In the autumn of 1972 Gerry Anderson's UFO was getting impressive viewing
figures in both New York and Los Angeles. At the time, Gerry's latest series The Protectors, was also selling successfully
worldwide. As a result ITC not only wanted a third season of The Protectors, but also a second season of sci-fi adventures
Producing The Protectors at EMI-MGM Elstree Studios in 1972 had brought
Gerry into contact with writer Christopher Penfold, who was there working on the Second World War series, The Pathfinders.
Penfold was brought on board to assist in developing the second series of UFO, and the sequence of events that would lead
to Space 1999 was now underway.
In January 1973, Anderson recruited Keith Wilson to begin work on several
illustrations to accompany Gerry's outline for the second series of UFO. Meanwhile the American ratings for UFO started
to drop and the show was cancelled.
During a meeting with Lew Grade, who was then the Managing Director of
Associated Television, Anderson told Grade that a great deal of money had already been spent on the second series of
UFO and instead of wasting it he suggested turning it into a new show.
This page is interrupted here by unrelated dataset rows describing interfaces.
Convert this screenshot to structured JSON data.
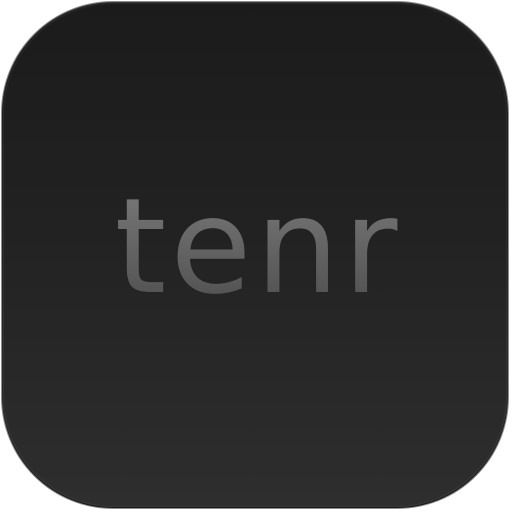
{
  "app": {
    "name": "tenr"
  },
  "colors": {
    "icon_background": "#222222",
    "icon_border": "#8f8f8f",
    "wordmark": "#6b6b6b",
    "page_background": "#ffffff"
  }
}
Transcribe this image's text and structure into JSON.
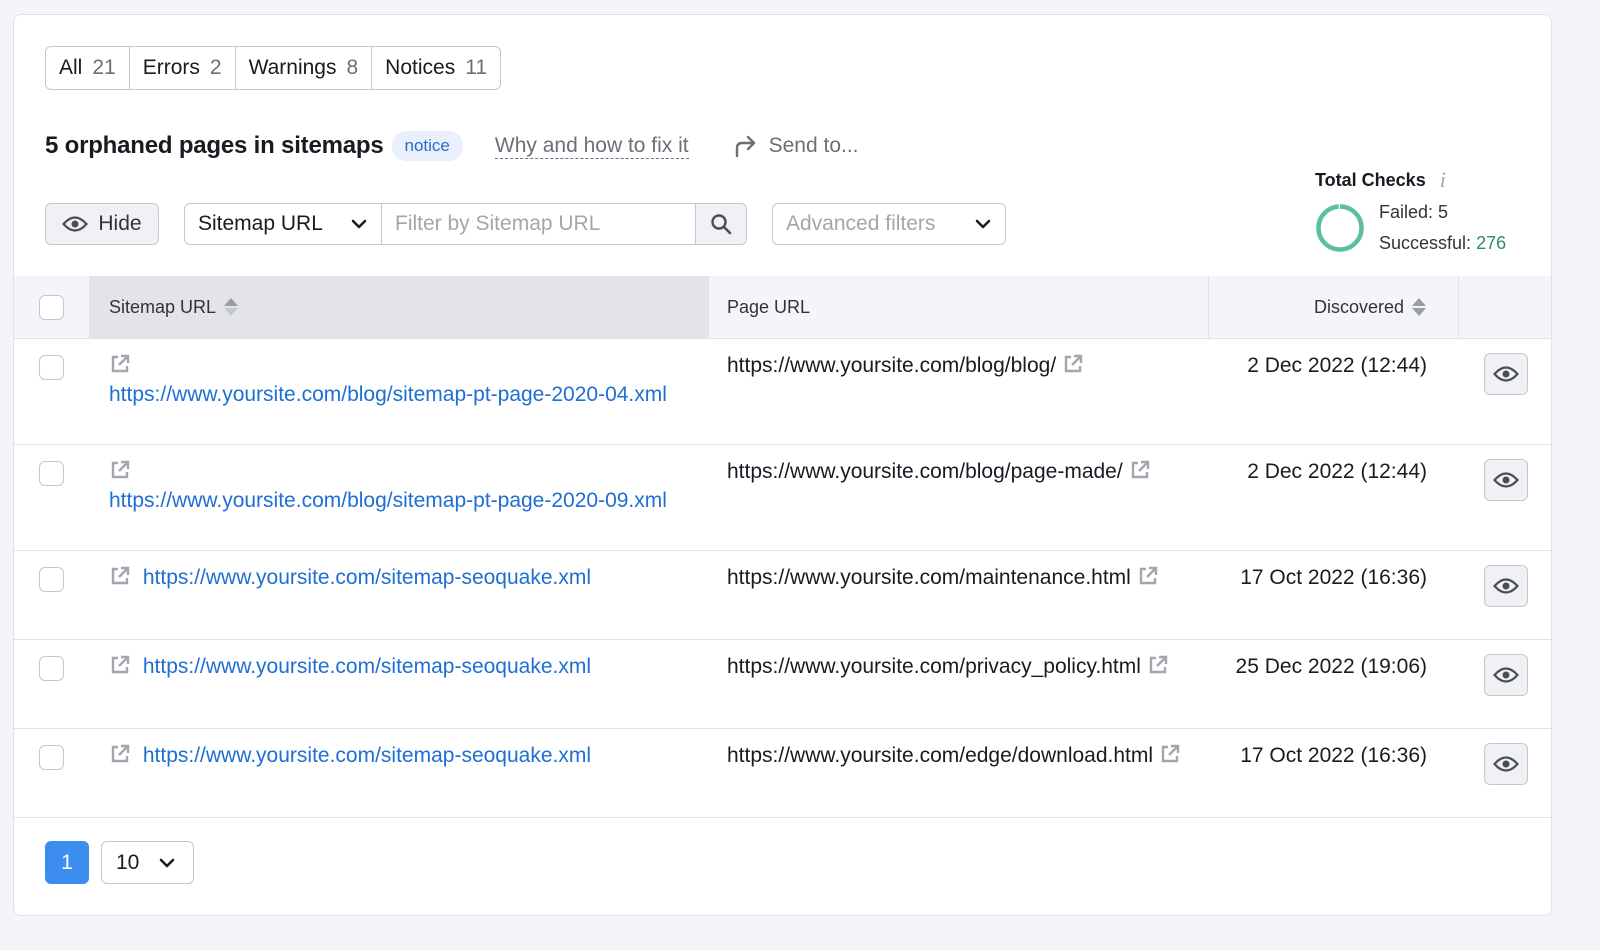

Lew Grade agreed and so production started
on a new, as yet untitled show.
Gerry and Sylvia Anderson flew to New York for a meeting with Abe Mandell,
Grade's ITC representative in the USA, for any series such as the one envisaged could not hope to recover its production costs
without the all important American network sale. Mandell considered Gerry's idea of blowing the Earth up as a thing
that would only serve to alienate potential American viewers.
Responding to the challenge, Anderson came up with the idea of exploding
nuclear waste dumps acting as a giant rocket motor to propel the Moon out of earth's orbit. Mandell liked the idea,
and so the concept of what would initially be known as Menace in Space was born.
As Gerry Anderson's series were reknowned for their intricate modelwork
and special effects, the new series would have to surpass anything the Andersons had done before. In order to achieve
this Gerry and Sylvia sought out Brian Johnson, who had worked on Fireball XL5, Stingray and Thunderbirds.
Between April and July 1973 Gerry and Sylvia wrote a pilot script
entitled Zero G, that ran thirty minutes. In this storyline, malevolent aliens who fear humankind's war-like tendencies
reduce the Moon's gravity, causing it to drift out of orbit so it cannot be used as a staging post to launch man's exploration
of the galaxy. The inhabitants of Moon City (an early version of Alpha), begin their deep space adventures.